Every year scientists discover new species in the oceans, and 2021 was no different. In fact, researchers from the California Academy of Sciences alone found a dozen new sea slugs, seven new fish species, five new sea stars, four new sharks, two new sea pens, and a new pygmy pipehorse.

One of the new sea stars is the brilliant orange Uokeaster ahi, found in the waters of Rapa Nui, the native name for Easter Island. Ahi, referring to the sea star’s color, means “fire” in the language of Rapa Nui. The new echinoderm’s genus is also related to the culture of the island: Uokeaster is a combination of Easter and Uoke, the mythological sea god who sunk the island of Rapa Nui so that only its tallest mountains poked out of the water. This new sea star lives in the reefs just under the surface of the “original” Rapa Nui land.

But this fiery sea star wasn’t the only new one found in Rapa Nui’s waters. The scientist who discovered Uokeaster ahi also discovered the Hacelia raaraa and Linckia profunda sea stars. Also brilliant orange, the Linckia profunda sea star has slender, lanky arms compared to the stout thickness of Uokeaster ahi.
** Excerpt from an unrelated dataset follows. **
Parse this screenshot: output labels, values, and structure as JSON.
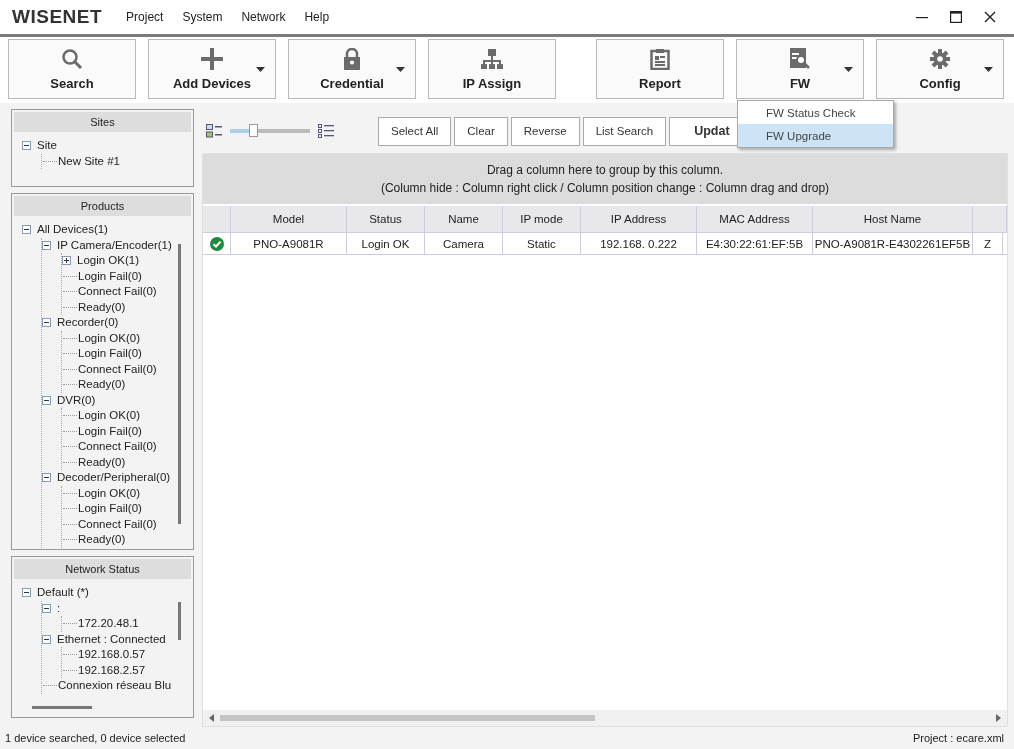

And the Hacelia raaraa sea star falls somewhere in between, with arms that are thicker than Linckia profunda but more slender than Uokeaster ahi, and with a mottled orange and white coloring that probably helps it blend into the reefs.

In the nearby waters of New Caledonia, the researcher also discovered Ophidiaster colossus, a member of a group of very large sea stars, and Astroglypha pyramidata, only the second sea star of the genus Astroglypha and the first from the Pacific Ocean…rounding out a collection that makes 2021 a 5-star year.